In 1845 it reappeared in Cincinnati as the Eclectic Medical Institute. The Eclectics believed in specific diagnosis and specific medication; in the use of plant medication to an extent greatly exceeding that ever attempted by other schools; in complete academic as well as professional education for medical students; and in "the ethics that govern gentlemen."
Cincinnati Law School Next to Phoenix Club. 21 West Ninth Street. (See Clubs Page)
Started in 1833 this is where William Howard Taft graduated. One of its instructors was Civil War general Manning Ferguson Force, commander of the 20th Ohio Volunteer infantry and recipient of the Army Medal of Honor after being severely wounded in the battle for Atlanta Campaign.
OHIO MILITARY INSTITUTE
Freeman Grant Cary, eldest son of William Cary began a boarding school for boys at 5651 Hamilton Avenue that was known as Cary's Academy. The name was soon changed to Pleasant Hill Academy and was moved to a new building at the corner of Hamilton & Belmont. By 1845 the school had outgrown this structure and so plans were made for the construction of Farmer's College. This was not a college for farming, but a college that was built by farmers so that a new generation of Americans could be educated. It was built on land bought from or donated by William Cary. In the 1850's a 87 acre model farm was added to the college directly across what is now Belmont Ave. Freeman Cary resigned the presidency of the college to direct the farm. In 1858 Cary resigned from the college staff. Later that year it became apparent that the college could not pay its bills and began to accept women students. They also began a school for teachers hoping to increase enrollment. The farm was sold in the 1860s to generate revenue. The name was changed to Belmont College and enrollment increased but it remained in financial trouble. In 1887 the president at that time, Philip van Ness Myers suggested that the college become a military high school. Meyers left the college after 11 years as president to join the staff at U.C. The new president, Robert Hamilton Bishop was an abolitionist and the college soon became a station on the Underground Railroad.
Football Squad Study Room
The Ohio Military Institute began in 1890 and was located At 5553 Belmont Avenue in College Hill on the land of the old Farmers' College. The only building remaining of the college was the original building known as Cary Hall. The school constructed a new building, Belmont Hall, beside it and later added a gym, parade grounds and another hall. The Institute operated for 68 years, sending boys to Annapolis and West Point plus colleges and universities around the country. .

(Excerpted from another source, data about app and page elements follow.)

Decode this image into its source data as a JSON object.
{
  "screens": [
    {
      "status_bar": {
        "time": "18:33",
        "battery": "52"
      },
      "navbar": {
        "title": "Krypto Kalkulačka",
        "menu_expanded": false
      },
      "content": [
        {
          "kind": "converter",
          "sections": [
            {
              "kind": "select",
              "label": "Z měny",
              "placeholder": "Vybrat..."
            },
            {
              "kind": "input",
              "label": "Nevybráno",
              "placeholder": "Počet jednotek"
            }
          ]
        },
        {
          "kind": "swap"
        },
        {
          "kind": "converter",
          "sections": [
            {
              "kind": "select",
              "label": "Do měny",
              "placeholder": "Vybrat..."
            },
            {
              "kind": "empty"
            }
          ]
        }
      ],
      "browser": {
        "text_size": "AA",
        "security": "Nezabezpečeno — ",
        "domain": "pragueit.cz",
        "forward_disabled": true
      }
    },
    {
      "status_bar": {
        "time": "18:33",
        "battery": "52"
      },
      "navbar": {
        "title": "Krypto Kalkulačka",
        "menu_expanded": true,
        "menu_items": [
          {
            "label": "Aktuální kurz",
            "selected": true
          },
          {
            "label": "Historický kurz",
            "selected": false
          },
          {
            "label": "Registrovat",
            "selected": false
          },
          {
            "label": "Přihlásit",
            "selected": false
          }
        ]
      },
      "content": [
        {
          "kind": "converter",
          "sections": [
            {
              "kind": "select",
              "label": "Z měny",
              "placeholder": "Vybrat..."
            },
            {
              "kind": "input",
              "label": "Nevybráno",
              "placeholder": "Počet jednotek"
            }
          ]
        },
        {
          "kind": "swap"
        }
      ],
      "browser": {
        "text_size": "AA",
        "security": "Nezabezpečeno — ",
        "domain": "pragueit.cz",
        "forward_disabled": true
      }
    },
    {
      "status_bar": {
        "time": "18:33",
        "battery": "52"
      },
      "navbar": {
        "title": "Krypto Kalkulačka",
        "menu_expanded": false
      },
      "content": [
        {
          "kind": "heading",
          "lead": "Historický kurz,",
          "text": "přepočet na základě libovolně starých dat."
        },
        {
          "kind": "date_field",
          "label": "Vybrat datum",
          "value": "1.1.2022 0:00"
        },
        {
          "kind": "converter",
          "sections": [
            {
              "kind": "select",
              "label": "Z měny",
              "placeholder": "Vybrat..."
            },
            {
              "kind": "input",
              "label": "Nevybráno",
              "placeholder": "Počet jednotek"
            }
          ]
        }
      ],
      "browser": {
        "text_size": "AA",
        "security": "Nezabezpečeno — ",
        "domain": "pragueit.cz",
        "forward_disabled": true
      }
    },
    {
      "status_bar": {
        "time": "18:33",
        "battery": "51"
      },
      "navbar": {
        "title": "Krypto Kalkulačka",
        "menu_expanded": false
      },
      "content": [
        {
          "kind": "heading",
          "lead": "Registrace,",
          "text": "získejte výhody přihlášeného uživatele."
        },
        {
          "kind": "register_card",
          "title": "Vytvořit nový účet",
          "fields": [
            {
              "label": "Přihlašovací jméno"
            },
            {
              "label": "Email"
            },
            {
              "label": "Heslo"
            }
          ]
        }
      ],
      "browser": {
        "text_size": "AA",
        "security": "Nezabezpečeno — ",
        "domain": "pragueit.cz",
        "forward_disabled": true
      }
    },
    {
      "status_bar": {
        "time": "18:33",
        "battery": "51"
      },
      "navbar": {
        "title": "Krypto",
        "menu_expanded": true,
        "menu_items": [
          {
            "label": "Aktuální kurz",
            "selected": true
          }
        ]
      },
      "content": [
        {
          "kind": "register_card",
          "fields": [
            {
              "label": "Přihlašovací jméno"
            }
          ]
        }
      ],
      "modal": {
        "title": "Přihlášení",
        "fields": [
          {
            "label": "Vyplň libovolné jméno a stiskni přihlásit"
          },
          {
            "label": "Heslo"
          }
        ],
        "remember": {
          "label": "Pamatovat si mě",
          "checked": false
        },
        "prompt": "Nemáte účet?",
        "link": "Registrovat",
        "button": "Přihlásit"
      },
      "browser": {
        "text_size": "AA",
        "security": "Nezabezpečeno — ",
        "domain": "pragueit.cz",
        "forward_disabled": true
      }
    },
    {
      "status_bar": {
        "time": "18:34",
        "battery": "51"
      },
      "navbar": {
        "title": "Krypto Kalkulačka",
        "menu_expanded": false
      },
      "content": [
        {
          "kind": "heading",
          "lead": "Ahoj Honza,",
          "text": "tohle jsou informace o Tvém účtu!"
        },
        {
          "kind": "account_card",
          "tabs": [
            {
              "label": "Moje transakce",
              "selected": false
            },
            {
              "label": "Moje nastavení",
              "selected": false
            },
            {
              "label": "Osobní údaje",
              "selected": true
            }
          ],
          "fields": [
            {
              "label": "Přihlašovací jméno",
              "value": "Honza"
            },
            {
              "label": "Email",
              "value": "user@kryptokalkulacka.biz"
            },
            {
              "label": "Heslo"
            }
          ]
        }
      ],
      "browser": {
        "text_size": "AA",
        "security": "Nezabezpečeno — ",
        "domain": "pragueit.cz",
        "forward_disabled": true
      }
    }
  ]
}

This card shows a room that has a pennant on the wall for the Nelson Business College which was on the corner of 7th and Elm Sts. A written note on the back states the room is at 1311 Elm St. which is one block North of the Music Hall. With the violin on his bed and with him holding a trumpet I believe he was actually going to the Cincinnati College of Music next door to the Music Hall. This was taken in 1911.
Marietta College Club

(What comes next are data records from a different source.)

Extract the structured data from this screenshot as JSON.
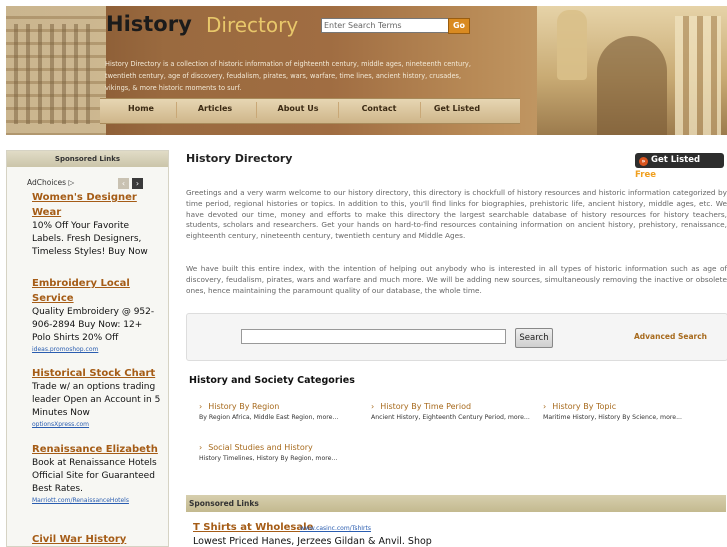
{
  "header": {
    "title": "History",
    "subtitle": "Directory",
    "search_placeholder": "Enter Search Terms",
    "go_label": "Go",
    "intro": "History Directory is a collection of historic information of eighteenth century, middle ages, nineteenth century, twentieth century, age of discovery, feudalism, pirates, wars, warfare, time lines, ancient history, crusades, vikings, & more historic moments to surf."
  },
  "nav": {
    "items": [
      {
        "label": "Home"
      },
      {
        "label": "Articles"
      },
      {
        "label": "About Us"
      },
      {
        "label": "Contact"
      },
      {
        "label": "Get Listed"
      }
    ]
  },
  "sidebar": {
    "heading": "Sponsored Links",
    "adchoices": "AdChoices ▷",
    "ads": [
      {
        "title": "Women's Designer Wear",
        "body": "10% Off Your Favorite Labels. Fresh Designers, Timeless Styles! Buy Now",
        "url": ""
      },
      {
        "title": "Embroidery Local Service",
        "body": "Quality Embroidery @ 952-906-2894 Buy Now: 12+ Polo Shirts 20% Off",
        "url": "ideas.promoshop.com"
      },
      {
        "title": "Historical Stock Chart",
        "body": "Trade w/ an options trading leader Open an Account in 5 Minutes Now",
        "url": "optionsXpress.com"
      },
      {
        "title": "Renaissance Elizabeth",
        "body": "Book at Renaissance Hotels Official Site for Guaranteed Best Rates.",
        "url": "Marriott.com/RenaissanceHotels"
      },
      {
        "title": "Civil War History",
        "body": "",
        "url": ""
      }
    ]
  },
  "main": {
    "title": "History Directory",
    "get_listed": {
      "label": "Get Listed",
      "free": "Free"
    },
    "paragraphs": [
      "Greetings and a very warm welcome to our history directory, this directory is chockfull of history resources and historic information categorized by time period, regional histories or topics. In addition to this, you'll find links for biographies, prehistoric life, ancient history, middle ages, etc. We have devoted our time, money and efforts to make this directory the largest searchable database of history resources for history teachers, students, scholars and researchers. Get your hands on hard-to-find resources containing information on ancient history, prehistory, renaissance, eighteenth century, nineteenth century, twentieth century and Middle Ages.",
      "We have built this entire index, with the intention of helping out anybody who is interested in all types of historic information such as age of discovery, feudalism, pirates, wars and warfare and much more. We will be adding new sources, simultaneously removing the inactive or obsolete ones, hence maintaining the paramount quality of our database, the whole time."
    ],
    "search": {
      "button": "Search",
      "advanced": "Advanced Search",
      "value": ""
    },
    "categories_title": "History and Society Categories",
    "categories": [
      {
        "label": "History By Region",
        "sub": "By Region Africa, Middle East Region, more..."
      },
      {
        "label": "History By Time Period",
        "sub": "Ancient History, Eighteenth Century Period, more..."
      },
      {
        "label": "History By Topic",
        "sub": "Maritime History, History By Science, more..."
      },
      {
        "label": "Social Studies and History",
        "sub": "History Timelines, History By Region, more..."
      }
    ],
    "sponsored": {
      "heading": "Sponsored Links",
      "ad_title": "T Shirts at Wholesale",
      "ad_url": "www.casinc.com/TshIrts",
      "ad_body": "Lowest Priced Hanes, Jerzees Gildan & Anvil. Shop"
    }
  },
  "colors": {
    "link": "#a55c16",
    "accent": "#d98a20",
    "url": "#2a5db0"
  }
}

The Marietta College Club of Cincinnati started in 1855 making it the oldest college club in the entire west. It consists of graduates of Marietta living in Cincinnati and vicinity. Also those who have honorary degrees or even those who had attended classes or have been donors of funds to the college are eligible to honorary membership. This card is ca. 1917.